EXERCISE DIRECTIONS:
Word for word, reproduce every line of the data.

DATA RECORDS:
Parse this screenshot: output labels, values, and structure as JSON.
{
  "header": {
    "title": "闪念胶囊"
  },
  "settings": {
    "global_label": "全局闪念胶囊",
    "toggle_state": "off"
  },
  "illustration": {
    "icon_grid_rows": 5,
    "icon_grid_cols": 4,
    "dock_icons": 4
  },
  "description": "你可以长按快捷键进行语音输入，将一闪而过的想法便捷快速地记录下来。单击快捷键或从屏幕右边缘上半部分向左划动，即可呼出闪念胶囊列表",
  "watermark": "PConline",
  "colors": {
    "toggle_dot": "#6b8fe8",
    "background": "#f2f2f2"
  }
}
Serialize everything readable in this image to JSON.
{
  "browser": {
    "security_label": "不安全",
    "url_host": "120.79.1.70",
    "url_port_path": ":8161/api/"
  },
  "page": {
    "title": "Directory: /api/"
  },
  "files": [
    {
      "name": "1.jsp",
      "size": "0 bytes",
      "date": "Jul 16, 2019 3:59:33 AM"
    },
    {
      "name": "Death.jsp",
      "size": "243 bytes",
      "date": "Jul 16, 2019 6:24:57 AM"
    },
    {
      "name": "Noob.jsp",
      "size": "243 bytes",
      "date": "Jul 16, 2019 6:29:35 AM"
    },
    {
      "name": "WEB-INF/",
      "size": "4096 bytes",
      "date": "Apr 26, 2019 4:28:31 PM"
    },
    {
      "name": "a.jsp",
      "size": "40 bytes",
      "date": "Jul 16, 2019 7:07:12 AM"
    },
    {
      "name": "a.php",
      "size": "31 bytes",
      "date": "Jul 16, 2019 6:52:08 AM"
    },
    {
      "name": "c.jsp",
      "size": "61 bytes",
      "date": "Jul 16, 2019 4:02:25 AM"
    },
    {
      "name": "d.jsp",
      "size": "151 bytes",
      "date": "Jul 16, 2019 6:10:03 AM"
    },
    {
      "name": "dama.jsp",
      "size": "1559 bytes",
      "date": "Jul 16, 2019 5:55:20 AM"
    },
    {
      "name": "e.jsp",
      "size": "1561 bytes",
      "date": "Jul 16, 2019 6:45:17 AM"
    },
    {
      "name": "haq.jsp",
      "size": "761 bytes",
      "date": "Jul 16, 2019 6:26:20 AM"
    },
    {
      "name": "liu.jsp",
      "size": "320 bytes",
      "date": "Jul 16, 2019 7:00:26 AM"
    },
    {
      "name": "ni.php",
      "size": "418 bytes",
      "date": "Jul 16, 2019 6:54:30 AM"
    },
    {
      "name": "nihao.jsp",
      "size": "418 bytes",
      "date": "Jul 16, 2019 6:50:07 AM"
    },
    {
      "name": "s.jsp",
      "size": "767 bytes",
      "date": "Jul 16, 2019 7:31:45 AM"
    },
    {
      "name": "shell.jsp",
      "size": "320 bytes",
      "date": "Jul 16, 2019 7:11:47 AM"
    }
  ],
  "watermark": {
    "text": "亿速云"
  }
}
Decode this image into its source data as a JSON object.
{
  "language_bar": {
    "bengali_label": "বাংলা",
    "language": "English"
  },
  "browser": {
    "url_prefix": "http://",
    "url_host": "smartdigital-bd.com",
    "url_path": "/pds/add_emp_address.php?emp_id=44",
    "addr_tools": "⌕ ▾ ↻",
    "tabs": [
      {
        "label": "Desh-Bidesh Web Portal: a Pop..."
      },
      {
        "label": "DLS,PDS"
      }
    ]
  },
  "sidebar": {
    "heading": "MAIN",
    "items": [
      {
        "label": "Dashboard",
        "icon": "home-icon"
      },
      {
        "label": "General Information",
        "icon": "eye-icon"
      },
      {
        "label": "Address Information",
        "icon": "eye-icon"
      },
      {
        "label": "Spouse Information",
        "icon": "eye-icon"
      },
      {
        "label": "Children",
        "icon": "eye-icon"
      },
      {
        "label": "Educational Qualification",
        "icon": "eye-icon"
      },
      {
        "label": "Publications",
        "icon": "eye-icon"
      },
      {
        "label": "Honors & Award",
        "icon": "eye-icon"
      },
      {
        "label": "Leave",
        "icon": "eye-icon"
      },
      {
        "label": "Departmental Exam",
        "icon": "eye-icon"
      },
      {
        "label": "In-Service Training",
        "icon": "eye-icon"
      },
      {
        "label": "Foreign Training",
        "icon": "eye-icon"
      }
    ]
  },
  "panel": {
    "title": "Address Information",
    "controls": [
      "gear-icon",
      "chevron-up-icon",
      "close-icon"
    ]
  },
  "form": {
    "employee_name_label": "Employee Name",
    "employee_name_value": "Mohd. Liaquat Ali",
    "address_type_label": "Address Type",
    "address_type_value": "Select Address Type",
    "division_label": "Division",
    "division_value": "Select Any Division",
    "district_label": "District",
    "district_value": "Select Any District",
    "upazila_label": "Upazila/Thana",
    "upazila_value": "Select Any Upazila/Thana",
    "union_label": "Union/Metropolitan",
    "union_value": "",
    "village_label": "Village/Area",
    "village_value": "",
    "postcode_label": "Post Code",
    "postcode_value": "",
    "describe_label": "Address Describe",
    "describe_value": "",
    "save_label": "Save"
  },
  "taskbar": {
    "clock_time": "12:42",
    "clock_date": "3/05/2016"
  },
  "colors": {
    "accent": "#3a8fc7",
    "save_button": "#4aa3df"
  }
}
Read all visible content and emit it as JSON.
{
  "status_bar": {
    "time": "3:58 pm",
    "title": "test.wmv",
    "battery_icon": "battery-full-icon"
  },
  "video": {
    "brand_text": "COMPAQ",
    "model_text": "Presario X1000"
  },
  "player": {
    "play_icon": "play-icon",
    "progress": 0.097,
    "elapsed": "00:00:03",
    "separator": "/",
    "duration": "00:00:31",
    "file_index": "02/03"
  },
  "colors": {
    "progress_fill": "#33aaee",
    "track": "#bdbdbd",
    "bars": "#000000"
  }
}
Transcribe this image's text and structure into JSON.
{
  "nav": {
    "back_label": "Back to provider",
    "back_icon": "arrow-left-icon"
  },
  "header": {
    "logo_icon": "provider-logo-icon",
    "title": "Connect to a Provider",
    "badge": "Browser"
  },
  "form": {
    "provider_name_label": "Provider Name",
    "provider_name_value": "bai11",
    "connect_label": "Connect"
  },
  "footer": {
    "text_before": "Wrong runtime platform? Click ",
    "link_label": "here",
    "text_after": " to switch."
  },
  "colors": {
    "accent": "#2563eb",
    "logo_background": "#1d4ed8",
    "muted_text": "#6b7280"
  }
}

ANSWER BELOW:
Parse this screenshot: output labels, values, and structure as JSON.
{
  "header": {
    "title": "闪念胶囊"
  },
  "settings": {
    "global_label": "全局闪念胶囊",
    "toggle_state": "off"
  },
  "illustration": {
    "icon_grid_rows": 5,
    "icon_grid_cols": 4,
    "dock_icons": 4
  },
  "description": "你可以长按快捷键进行语音输入，将一闪而过的想法便捷快速地记录下来。单击快捷键或从屏幕右边缘上半部分向左划动，即可呼出闪念胶囊列表",
  "watermark": "PConline",
  "colors": {
    "toggle_dot": "#6b8fe8",
    "background": "#f2f2f2"
  }
}
Serialize everything readable in this image to JSON.
{
  "browser": {
    "security_label": "不安全",
    "url_host": "120.79.1.70",
    "url_port_path": ":8161/api/"
  },
  "page": {
    "title": "Directory: /api/"
  },
  "files": [
    {
      "name": "1.jsp",
      "size": "0 bytes",
      "date": "Jul 16, 2019 3:59:33 AM"
    },
    {
      "name": "Death.jsp",
      "size": "243 bytes",
      "date": "Jul 16, 2019 6:24:57 AM"
    },
    {
      "name": "Noob.jsp",
      "size": "243 bytes",
      "date": "Jul 16, 2019 6:29:35 AM"
    },
    {
      "name": "WEB-INF/",
      "size": "4096 bytes",
      "date": "Apr 26, 2019 4:28:31 PM"
    },
    {
      "name": "a.jsp",
      "size": "40 bytes",
      "date": "Jul 16, 2019 7:07:12 AM"
    },
    {
      "name": "a.php",
      "size": "31 bytes",
      "date": "Jul 16, 2019 6:52:08 AM"
    },
    {
      "name": "c.jsp",
      "size": "61 bytes",
      "date": "Jul 16, 2019 4:02:25 AM"
    },
    {
      "name": "d.jsp",
      "size": "151 bytes",
      "date": "Jul 16, 2019 6:10:03 AM"
    },
    {
      "name": "dama.jsp",
      "size": "1559 bytes",
      "date": "Jul 16, 2019 5:55:20 AM"
    },
    {
      "name": "e.jsp",
      "size": "1561 bytes",
      "date": "Jul 16, 2019 6:45:17 AM"
    },
    {
      "name": "haq.jsp",
      "size": "761 bytes",
      "date": "Jul 16, 2019 6:26:20 AM"
    },
    {
      "name": "liu.jsp",
      "size": "320 bytes",
      "date": "Jul 16, 2019 7:00:26 AM"
    },
    {
      "name": "ni.php",
      "size": "418 bytes",
      "date": "Jul 16, 2019 6:54:30 AM"
    },
    {
      "name": "nihao.jsp",
      "size": "418 bytes",
      "date": "Jul 16, 2019 6:50:07 AM"
    },
    {
      "name": "s.jsp",
      "size": "767 bytes",
      "date": "Jul 16, 2019 7:31:45 AM"
    },
    {
      "name": "shell.jsp",
      "size": "320 bytes",
      "date": "Jul 16, 2019 7:11:47 AM"
    }
  ],
  "watermark": {
    "text": "亿速云"
  }
}
Decode this image into its source data as a JSON object.
{
  "language_bar": {
    "bengali_label": "বাংলা",
    "language": "English"
  },
  "browser": {
    "url_prefix": "http://",
    "url_host": "smartdigital-bd.com",
    "url_path": "/pds/add_emp_address.php?emp_id=44",
    "addr_tools": "⌕ ▾ ↻",
    "tabs": [
      {
        "label": "Desh-Bidesh Web Portal: a Pop..."
      },
      {
        "label": "DLS,PDS"
      }
    ]
  },
  "sidebar": {
    "heading": "MAIN",
    "items": [
      {
        "label": "Dashboard",
        "icon": "home-icon"
      },
      {
        "label": "General Information",
        "icon": "eye-icon"
      },
      {
        "label": "Address Information",
        "icon": "eye-icon"
      },
      {
        "label": "Spouse Information",
        "icon": "eye-icon"
      },
      {
        "label": "Children",
        "icon": "eye-icon"
      },
      {
        "label": "Educational Qualification",
        "icon": "eye-icon"
      },
      {
        "label": "Publications",
        "icon": "eye-icon"
      },
      {
        "label": "Honors & Award",
        "icon": "eye-icon"
      },
      {
        "label": "Leave",
        "icon": "eye-icon"
      },
      {
        "label": "Departmental Exam",
        "icon": "eye-icon"
      },
      {
        "label": "In-Service Training",
        "icon": "eye-icon"
      },
      {
        "label": "Foreign Training",
        "icon": "eye-icon"
      }
    ]
  },
  "panel": {
    "title": "Address Information",
    "controls": [
      "gear-icon",
      "chevron-up-icon",
      "close-icon"
    ]
  },
  "form": {
    "employee_name_label": "Employee Name",
    "employee_name_value": "Mohd. Liaquat Ali",
    "address_type_label": "Address Type",
    "address_type_value": "Select Address Type",
    "division_label": "Division",
    "division_value": "Select Any Division",
    "district_label": "District",
    "district_value": "Select Any District",
    "upazila_label": "Upazila/Thana",
    "upazila_value": "Select Any Upazila/Thana",
    "union_label": "Union/Metropolitan",
    "union_value": "",
    "village_label": "Village/Area",
    "village_value": "",
    "postcode_label": "Post Code",
    "postcode_value": "",
    "describe_label": "Address Describe",
    "describe_value": "",
    "save_label": "Save"
  },
  "taskbar": {
    "clock_time": "12:42",
    "clock_date": "3/05/2016"
  },
  "colors": {
    "accent": "#3a8fc7",
    "save_button": "#4aa3df"
  }
}
Read all visible content and emit it as JSON.
{
  "status_bar": {
    "time": "3:58 pm",
    "title": "test.wmv",
    "battery_icon": "battery-full-icon"
  },
  "video": {
    "brand_text": "COMPAQ",
    "model_text": "Presario X1000"
  },
  "player": {
    "play_icon": "play-icon",
    "progress": 0.097,
    "elapsed": "00:00:03",
    "separator": "/",
    "duration": "00:00:31",
    "file_index": "02/03"
  },
  "colors": {
    "progress_fill": "#33aaee",
    "track": "#bdbdbd",
    "bars": "#000000"
  }
}
Transcribe this image's text and structure into JSON.
{
  "nav": {
    "back_label": "Back to provider",
    "back_icon": "arrow-left-icon"
  },
  "header": {
    "logo_icon": "provider-logo-icon",
    "title": "Connect to a Provider",
    "badge": "Browser"
  },
  "form": {
    "provider_name_label": "Provider Name",
    "provider_name_value": "bai11",
    "connect_label": "Connect"
  },
  "footer": {
    "text_before": "Wrong runtime platform? Click ",
    "link_label": "here",
    "text_after": " to switch."
  },
  "colors": {
    "accent": "#2563eb",
    "logo_background": "#1d4ed8",
    "muted_text": "#6b7280"
  }
}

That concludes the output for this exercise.